Universities say too much money is going into near-market technologies, potentially spelling disaster for EU’s long-term goals. But industry says time is ripe to cement the green and digital transitions
There’s agreement across the board that there is an imbalance in Horizon Europe’s Pillar 2, the catchall ‘Global challenges and European industrial competitiveness’, which stakeholders want to see remedied. But there is little agreement about how to address this, with universities saying research to establish basic concepts and validate them in the lab is being neglected, while industry argues now is the time to focus resources on demonstrating technologies at scale and getting innovation to market.
The demand for a better balance in Horizon Europe’s collaborative research pillar dominated recent public feedback to the consultation on the first half of the EU’s research programme.
According to universities, since the previous Horizon 2020 research programme, the balance has shifted towards higher technology readiness levels (TRLs) in big calls for research. They calculate only 14% of Horizon Europe’s Pillar 2 goes into TRLs one to four, down from 20% in the first few years of the last EU research framework, Horizon 2020.

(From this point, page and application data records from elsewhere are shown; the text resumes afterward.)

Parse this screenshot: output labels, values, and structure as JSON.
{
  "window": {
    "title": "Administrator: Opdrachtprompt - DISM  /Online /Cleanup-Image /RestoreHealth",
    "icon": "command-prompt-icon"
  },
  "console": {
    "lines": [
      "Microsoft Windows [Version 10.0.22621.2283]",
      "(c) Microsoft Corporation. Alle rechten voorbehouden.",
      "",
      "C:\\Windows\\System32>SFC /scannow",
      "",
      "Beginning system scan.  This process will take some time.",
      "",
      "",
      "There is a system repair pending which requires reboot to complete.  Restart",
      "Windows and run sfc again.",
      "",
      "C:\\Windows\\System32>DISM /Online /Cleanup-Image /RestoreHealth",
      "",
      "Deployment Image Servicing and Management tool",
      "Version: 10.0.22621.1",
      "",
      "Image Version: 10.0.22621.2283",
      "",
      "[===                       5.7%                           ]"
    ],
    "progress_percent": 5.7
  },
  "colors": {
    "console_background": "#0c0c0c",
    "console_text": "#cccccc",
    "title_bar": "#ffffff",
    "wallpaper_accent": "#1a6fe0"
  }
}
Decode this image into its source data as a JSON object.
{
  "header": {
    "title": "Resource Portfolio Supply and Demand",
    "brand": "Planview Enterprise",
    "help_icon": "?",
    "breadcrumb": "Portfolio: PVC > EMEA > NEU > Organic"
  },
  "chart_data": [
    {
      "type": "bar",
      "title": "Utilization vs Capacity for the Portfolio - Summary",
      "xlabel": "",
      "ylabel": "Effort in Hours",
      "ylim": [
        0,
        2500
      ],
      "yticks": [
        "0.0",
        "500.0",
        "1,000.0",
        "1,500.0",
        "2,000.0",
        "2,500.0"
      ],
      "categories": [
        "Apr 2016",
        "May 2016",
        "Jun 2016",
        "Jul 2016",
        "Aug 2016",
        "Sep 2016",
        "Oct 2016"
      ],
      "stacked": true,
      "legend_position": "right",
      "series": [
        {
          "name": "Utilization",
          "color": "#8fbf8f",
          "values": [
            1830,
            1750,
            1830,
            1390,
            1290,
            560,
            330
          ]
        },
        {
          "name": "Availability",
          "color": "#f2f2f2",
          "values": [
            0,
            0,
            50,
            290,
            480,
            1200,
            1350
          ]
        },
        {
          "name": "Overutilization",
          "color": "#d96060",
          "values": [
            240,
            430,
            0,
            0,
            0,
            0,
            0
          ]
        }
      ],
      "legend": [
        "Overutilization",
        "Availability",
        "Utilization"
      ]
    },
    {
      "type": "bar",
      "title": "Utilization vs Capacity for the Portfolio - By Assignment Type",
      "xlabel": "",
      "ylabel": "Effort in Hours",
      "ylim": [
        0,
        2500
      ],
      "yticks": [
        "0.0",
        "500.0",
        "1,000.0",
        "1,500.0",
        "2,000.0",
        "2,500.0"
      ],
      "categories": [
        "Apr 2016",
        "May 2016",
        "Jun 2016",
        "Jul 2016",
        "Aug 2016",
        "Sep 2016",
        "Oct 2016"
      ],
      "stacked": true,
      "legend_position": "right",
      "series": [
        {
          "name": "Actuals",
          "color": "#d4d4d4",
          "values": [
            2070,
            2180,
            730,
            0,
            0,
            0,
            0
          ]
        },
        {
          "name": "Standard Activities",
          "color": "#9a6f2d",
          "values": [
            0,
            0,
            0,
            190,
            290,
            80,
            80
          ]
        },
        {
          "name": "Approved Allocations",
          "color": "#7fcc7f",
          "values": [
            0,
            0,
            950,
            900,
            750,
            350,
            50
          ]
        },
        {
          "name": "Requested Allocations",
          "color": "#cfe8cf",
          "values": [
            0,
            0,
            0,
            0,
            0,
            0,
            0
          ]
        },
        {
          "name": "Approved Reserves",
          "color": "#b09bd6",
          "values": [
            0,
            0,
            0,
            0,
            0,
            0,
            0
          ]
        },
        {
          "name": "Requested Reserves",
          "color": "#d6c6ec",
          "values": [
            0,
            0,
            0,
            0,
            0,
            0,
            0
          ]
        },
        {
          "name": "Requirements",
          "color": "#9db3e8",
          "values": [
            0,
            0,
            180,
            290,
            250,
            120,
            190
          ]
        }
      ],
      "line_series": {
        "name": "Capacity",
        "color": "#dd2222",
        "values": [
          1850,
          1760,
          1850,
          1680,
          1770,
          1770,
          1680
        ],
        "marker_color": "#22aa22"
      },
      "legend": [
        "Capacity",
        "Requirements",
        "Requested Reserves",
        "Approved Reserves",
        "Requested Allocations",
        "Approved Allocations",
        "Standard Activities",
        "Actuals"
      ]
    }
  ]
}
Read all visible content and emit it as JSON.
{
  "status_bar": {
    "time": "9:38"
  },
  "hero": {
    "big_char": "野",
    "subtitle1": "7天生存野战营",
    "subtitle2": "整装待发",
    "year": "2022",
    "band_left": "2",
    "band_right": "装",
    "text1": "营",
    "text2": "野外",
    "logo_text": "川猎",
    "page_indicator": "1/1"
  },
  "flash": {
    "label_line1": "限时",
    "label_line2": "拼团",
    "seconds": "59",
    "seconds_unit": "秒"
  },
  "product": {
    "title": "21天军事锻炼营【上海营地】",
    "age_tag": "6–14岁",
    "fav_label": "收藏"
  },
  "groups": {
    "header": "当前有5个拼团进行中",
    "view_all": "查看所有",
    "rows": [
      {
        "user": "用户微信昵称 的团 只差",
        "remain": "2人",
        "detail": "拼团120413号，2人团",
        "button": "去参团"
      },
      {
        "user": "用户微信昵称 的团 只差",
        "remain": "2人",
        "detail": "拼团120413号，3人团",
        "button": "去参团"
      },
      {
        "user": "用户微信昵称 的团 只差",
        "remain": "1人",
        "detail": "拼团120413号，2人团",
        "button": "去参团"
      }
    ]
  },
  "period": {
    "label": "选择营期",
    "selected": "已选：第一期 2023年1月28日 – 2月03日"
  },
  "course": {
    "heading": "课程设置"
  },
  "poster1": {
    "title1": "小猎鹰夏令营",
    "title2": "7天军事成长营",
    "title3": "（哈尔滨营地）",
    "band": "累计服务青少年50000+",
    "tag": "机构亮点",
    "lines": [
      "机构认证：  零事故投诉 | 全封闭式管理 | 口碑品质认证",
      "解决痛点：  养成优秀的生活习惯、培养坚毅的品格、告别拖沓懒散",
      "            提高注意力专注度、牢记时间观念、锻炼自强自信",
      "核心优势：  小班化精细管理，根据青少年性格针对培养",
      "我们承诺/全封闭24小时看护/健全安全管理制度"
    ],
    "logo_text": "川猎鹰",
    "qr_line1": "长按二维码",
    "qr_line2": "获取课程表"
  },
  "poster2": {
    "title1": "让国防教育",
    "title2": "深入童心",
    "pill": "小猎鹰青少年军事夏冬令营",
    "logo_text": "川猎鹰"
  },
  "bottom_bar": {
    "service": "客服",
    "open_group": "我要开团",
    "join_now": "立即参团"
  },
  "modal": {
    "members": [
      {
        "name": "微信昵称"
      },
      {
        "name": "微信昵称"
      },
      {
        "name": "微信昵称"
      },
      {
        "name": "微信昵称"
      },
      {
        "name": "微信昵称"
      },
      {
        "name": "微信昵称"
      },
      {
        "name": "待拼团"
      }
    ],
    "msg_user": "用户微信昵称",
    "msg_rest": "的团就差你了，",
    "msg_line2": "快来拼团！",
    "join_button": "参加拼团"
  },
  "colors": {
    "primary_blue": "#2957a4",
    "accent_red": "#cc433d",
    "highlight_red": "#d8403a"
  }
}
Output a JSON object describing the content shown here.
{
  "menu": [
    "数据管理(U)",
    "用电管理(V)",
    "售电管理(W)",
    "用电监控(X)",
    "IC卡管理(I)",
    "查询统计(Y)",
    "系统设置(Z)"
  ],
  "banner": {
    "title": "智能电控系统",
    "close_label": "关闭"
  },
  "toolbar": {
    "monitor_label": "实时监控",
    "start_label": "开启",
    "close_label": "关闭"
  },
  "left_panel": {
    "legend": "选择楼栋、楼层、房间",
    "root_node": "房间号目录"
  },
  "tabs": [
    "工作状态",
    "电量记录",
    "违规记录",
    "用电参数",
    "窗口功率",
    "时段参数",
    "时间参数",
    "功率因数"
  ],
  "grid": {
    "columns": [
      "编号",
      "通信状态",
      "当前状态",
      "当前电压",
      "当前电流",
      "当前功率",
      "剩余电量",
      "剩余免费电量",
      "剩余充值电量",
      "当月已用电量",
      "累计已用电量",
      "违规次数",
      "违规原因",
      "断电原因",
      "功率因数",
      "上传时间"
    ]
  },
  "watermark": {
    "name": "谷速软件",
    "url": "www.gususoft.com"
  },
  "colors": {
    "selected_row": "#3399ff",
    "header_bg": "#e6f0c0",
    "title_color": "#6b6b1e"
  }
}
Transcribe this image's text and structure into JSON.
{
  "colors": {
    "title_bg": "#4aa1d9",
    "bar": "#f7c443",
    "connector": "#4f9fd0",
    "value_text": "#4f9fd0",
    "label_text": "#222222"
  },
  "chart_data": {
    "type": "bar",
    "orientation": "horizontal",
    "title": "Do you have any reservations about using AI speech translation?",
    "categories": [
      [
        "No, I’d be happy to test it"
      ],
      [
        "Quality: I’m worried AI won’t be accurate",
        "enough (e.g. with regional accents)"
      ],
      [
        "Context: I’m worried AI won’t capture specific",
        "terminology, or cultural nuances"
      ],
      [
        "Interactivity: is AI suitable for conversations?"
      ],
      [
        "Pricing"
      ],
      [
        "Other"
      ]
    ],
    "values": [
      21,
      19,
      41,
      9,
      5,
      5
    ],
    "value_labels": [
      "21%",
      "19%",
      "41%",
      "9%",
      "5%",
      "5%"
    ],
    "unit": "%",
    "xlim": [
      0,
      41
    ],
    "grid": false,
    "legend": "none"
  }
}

Universities believe this goes against Horizon Europe’s legislation, which demands a balance between lower, medium and higher TRL levels. “What we say is that the Commission should respect the regulation, and that we see a decrease compared with the previous programme,” says Kamila Kozirog, policy analyst at the European University Association (EUA).
And the concern goes beyond rules and who gets the money – it’s about measuring the impact of the programme. Research is a continuum. Ideas are explored at a basic level and then mature towards the market. Funding lower TRLs pushes the frontiers of knowledge, higher TRLs produce innovations that benefit society. Both are essential, both need funding.
Alexandre Affre, deputy director general at Business Europe, says one type of research shouldn’t come at the expense of the other, but right now Europe needs fast solutions to help address its multiple crises.
“Horizon Europe should equip Europe with those increasing impacts for short and medium-term and preparing the ground for the future by investing in lower TRLs,” says Affre. “Where there is an extra effort to be made in this point in time is to speed up efforts in terms of green and digital [transitions.] The range of challenges are numerous, so to speed up things, we have to make an extra effort in higher TRLs at this stage.”
Looking for solutions
But the Horizon Europe budget of €95.5 billion is stretched thin across a myriad different priorities. Rebalancing is a difficult exercise, and stakeholders want the Commission to be smart about it.
A joint paper by EUA and the university association Cesaer suggests Europe needs, “to go beyond the notion of TRLs by exploring and piloting new approaches.” In other words, the current linear understanding of how a technology gets to market is rather outdated and needs a rethink in the EU’s research framework.
Marta Agostinho, executive director of EU-LIFE, an association of life sciences research institutes, suggests introducing multiple-stage grants, which would allow a project to get funding starting at a low TRL and if successful, progress toward higher ones.
Right now, she says, EU’s big collaborative projects are asked to cover too many TRLs all at once, making them overly complex. “The projects are so big that it can be very complicated to assemble such a big project. It’s not even about the size of the consortium, but the size of the ambition,” Agostinho said.
Such bite size projects in Pillar 2 could take a lesson or two from the synergies between the EU’s basic research fund, the European Research Council and the innovation fund, the European Innovation Council, which allow researchers to take their frontier research results closer to the market through a sequence of grants that are tiered according to the level of maturity.
Jan Palmowski, secretary general of the Guild of European Research-Intensive Universities, says rebalancing requires a rethinking of how the EU understands impact and how it’s best achieved. “There’s a clear sense in the sector that the impact requirements are too rigid. We don’t get anything by getting researchers to overpromise,” he tells Science|Business.
But first and foremost, the rebalancing means respect for the legislation and the rules for TRL balance. “The regulation is very clear. It’s 50/50. It’s the legal basis,” says Palmowski.
The problem of Horizon Europe money being spread so thinly is being compounded by the Commission diverting money from the research budget into emerging political priorities, such as the New European Bauhaus and the Chips Act.
“We cannot continue increasing the portfolio of Horizon Europe without increasing the funding. We keep opening the box of Horizon Europe to solve more challenges, but we don’t add more budget,” says Agostinho. “The R&I budget should be sacred.”
For industry, the demand is the same: more money for Horizon Europe, more money for Pillar 2. “This is what we have been saying since the start of Horizon Europe,” says Affre.
The way to get prioritised is to be loud. “I think those in Brussels and in capitals, all parties and stakeholders need to make the case for the value of the programme,” says Affre. “It's a matter of first explaining again and again the value of investment in R&I for the short and longer term, and then it’s about explaining the value of the programme.”
And this goes beyond framework programmes, Affre adds. There should be higher public investment in research overall, and he hopes the current debate around quicker access to public finance prompted by the US Inflation Reduction Act will give momentum to a shift in thinking around research funding. “Of course, it’s easy to say but not to implement. But I hope the political will to look into this is higher than in previous times,” Affre said.